Community launched Donald Glover’s amazing career. The nomadic sitcom tended to be run opposite juggernaut series The Big Bang Theory, and its networks just sort of let the show do whatever it wanted. The result is one of the funniest, most experimental, and subversive TV series of the past several decades.
Donald Glover, aka rapper Childish Gambino, aka the scene-stealing Lando Calrissian in Solo, aka the creator of the hit show Atlanta, got his big media start on Community playing Troy Barnes alongside Alison Brie, Ken Jeong, Gillian Jacobs, Danny Pudi, Yvette Nicole Brown, Jim Rash, Chevy Chase, and Joel McHale.
Producers probably couldn’t make Community today. It was far too experimental, with an entire series of episodes across multiple seasons devoted to campus-wide paintball combat, and the Ken Jeong character starting the show’s run with cultural appropriation. He was a Chinese professor teaching Spanish, calling himself “Señor Chang.” He didn’t even speak Spanish.
Yeah, that wouldn’t fly today. Neither would this explicit clap-back at so-called “anti-racism” years before it dominated our entire lives.
A few years later, the NFL franchise in the nation’s capital is pretty much the Greendale Human Beings. Yeah, they’re still better than the Dallas Cowboys on the actual field of play.

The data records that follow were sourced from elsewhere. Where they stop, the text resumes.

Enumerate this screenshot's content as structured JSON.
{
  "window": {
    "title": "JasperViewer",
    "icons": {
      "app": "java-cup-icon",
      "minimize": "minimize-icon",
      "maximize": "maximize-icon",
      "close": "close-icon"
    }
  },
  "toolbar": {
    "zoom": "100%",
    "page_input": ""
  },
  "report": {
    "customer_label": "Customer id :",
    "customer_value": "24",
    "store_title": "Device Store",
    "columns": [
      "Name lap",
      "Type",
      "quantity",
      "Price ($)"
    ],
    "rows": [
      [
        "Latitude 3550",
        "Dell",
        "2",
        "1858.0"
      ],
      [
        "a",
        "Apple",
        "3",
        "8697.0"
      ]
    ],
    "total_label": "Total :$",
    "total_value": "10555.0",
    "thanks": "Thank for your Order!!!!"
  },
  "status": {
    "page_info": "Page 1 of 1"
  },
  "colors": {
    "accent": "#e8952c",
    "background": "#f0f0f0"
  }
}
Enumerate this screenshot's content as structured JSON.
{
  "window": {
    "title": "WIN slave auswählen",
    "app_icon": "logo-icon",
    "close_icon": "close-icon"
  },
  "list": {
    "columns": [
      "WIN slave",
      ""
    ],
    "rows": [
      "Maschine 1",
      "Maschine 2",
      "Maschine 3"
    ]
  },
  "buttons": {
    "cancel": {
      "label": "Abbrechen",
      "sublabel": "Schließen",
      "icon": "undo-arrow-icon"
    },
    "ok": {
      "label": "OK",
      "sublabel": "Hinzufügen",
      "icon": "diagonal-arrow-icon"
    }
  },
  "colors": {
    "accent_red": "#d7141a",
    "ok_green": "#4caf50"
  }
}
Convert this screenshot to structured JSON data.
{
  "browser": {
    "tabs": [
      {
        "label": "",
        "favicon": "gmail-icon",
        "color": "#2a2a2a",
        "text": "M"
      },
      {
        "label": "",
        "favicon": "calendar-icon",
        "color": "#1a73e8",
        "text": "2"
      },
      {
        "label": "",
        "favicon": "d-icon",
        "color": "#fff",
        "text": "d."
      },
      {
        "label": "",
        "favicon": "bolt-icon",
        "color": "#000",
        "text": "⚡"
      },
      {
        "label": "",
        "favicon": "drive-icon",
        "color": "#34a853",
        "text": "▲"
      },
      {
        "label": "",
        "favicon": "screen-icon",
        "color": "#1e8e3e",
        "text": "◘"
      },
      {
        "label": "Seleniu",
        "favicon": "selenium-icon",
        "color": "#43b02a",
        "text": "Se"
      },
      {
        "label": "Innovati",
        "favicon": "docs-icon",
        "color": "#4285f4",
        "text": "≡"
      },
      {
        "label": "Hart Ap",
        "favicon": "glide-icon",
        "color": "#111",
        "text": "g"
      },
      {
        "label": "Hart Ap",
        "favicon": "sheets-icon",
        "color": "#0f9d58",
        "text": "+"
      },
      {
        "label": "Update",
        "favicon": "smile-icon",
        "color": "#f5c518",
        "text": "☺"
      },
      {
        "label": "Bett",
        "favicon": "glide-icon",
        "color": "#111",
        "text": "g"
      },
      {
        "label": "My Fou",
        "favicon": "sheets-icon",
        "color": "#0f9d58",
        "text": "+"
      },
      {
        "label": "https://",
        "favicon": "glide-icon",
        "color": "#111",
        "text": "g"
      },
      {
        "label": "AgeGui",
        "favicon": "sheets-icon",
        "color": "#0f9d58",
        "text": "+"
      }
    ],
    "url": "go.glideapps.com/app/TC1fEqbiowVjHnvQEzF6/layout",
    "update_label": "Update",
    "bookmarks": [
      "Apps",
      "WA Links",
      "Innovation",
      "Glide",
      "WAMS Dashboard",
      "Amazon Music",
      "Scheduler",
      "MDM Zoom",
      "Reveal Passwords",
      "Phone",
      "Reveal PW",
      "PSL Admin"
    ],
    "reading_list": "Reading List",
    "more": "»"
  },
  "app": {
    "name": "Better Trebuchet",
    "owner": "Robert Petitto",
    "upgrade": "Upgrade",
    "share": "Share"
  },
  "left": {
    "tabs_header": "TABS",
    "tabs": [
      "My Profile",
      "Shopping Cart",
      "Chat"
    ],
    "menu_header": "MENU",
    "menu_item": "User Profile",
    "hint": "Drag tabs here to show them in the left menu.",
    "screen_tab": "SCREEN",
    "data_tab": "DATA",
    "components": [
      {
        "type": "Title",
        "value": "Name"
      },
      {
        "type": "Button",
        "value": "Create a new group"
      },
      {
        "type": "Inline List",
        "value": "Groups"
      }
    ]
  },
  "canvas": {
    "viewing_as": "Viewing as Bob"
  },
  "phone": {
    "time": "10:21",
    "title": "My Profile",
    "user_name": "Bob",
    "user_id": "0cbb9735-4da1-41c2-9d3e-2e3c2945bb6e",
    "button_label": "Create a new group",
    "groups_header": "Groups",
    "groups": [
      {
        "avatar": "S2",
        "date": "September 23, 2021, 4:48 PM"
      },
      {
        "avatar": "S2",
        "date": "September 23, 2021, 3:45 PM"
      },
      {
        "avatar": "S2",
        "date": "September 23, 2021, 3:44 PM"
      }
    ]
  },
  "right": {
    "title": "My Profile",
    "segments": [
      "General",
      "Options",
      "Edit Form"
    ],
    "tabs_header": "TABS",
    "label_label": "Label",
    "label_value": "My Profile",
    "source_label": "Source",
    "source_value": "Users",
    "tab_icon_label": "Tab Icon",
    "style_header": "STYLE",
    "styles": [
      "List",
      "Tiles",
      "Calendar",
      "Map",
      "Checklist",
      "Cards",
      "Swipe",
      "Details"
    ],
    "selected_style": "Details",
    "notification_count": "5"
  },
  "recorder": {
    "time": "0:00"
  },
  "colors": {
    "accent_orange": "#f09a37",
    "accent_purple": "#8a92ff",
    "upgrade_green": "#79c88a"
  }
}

Donald Glover left the series and became the multitalented star we know today. He’s famously reclusive on social media, but published a series of tweets this week in which he called out cancel culture.
“Saw people on here havin a discussion about how tired they were of reviewing boring stuff (tv & film),” he began in a series of three singular tweets — the only ones that currently appear on his Twitter feed.
“We’re getting boring stuff and not even experimental mistakes(?) because people are afraid of getting cancelled,” Glover continued in a follow-up tweet with the support of nearly 55,000 likes so far.
“So they feel like they can only experiment w/ aesthetic. (also because some of em know theyre not that good),” he concluded.
Coming from Glover, who has never been afraid to take risks and experiment creatively, this is significant.
It’s possible he’s talking about shows and music failing to find an audience and then getting canceled by their platforms, but in the current context, he seems to be discussing cancel culture. The multitude of streaming platforms available now encourages some experimentation. But Community would surely get canceled today over the clip above and any number of the storylines it pursued. In fact, one of its episodes has been canceled from a streaming service. That episode, titled “Advanced Dungeons & Dragons,” features Jeong in makeup as a dark elf. Going by today’s standards, he would be in blackface. Unless he’s the Democrat governor of Virginia, he would never get away with that. One of the other characters, Shirley, calls him out as a “hate crime.” This episode is no longer available on Netflix but it is still available on Amazon Prime. There’s no way it would even make it past first reading around the table now.